Actor implemented entirely as a DSL, but part of Scala std. library. Used in big systems such as Twitter #javaone
Actors can be local or remote, no change to programming model. #javaone
Actors are event based in Scala, not tied to Java threads. So much more lightweight. A single JVM can have millions of actors #javaone
Actors use several Scala language features: pattern matching, closures, traits/multiple inheritance, and Java interop. #javaone
Actors in Scala are probably the closest implementation of Erlang model on the JVM #javaone
OTP: library of Erlang modules for building reliable distributed systems #javaone
Erlang has support for Actors built-in. Erlang VM is process-oriented, makes Actor model very scalable. #javaone
Best known example of Actors though is from Erlang, "a pure message passing language" #javaone
Actors are an established pattern. Research dates to 70s at MIT in Smalltalk and Simula #javaone
Mutable messages are also possible. Actors can also be local or remote -- same programing model #javaone
Actors share nothing, private state. Thus no synchronization. Actors send messages, but the message are immutable #javaone
Actors are active objects and has a mailbox. Actors consume messages, perform actions but the code is sequential within an actor #javaone
There is an existing concurrency model that fits with the described solutions: Actors. #javaone
The solution: DSL + sequential programs. Shared nothing. Message passing. Asynchronous communication #javaone
Why learn about Scala actors? Concurrency presents opportunity and problems for developers, especially large teams of developers #javaone
Frank and Phillip are writing a book on Scala actors #javaone
Phillip Haller and Frank Sommers talking about Scala actors now #javaone

So that's the good tweets. Here are the ones that did not go through...

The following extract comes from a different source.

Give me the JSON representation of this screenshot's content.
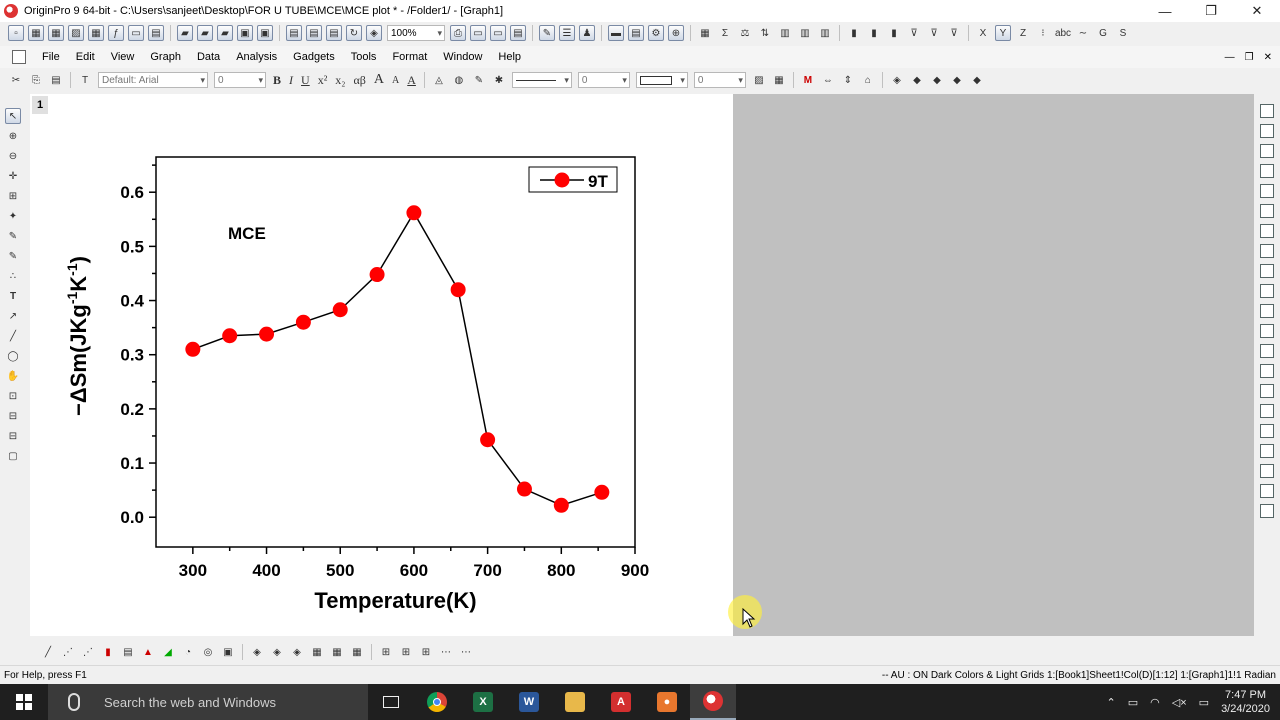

The actor method takes a closure creates an Actor
The react method saves pattern matching as a closure to be executed later
Uses exception for control flow, any code after react will not execute
Actors usually execute on different threads, but you can control what threads
This is useful for threadLocals and for Swing
A demo of SwingActor
Example of using link and trapExit, but not much detail of this shown
Scala Actors provide a simple programming model to write concurrent code on the JVM
Many projects already use actors: Twitter, Lift, Scala OTP (@jboner), partest
Future of Scala Actors in 2.8
Pluggable schedulers -- create actors with daemon-like behavior for example
Integrating exceptions and Erlang-style error handling. Get the best of both Java and Erlang error handling
Support for continuations. Currently requires optional compiler-plugin. Allows for more flexible control structures
Actor migrations (from machine to machine) could also be done with continuations
More static checking of messages, in particular an @immutable annotation
Actor isolution -- no accidentally sharing mutable state
This will allow for better passing mutable messages for performance benefits
No problem passing large methods, as they are passed by reference

1 comment:

Tyler Weir said...

>Pluggable schedulers -- create actors with daemon-like behavior for example

I wonder if this will help out with dpp's issues with Actors.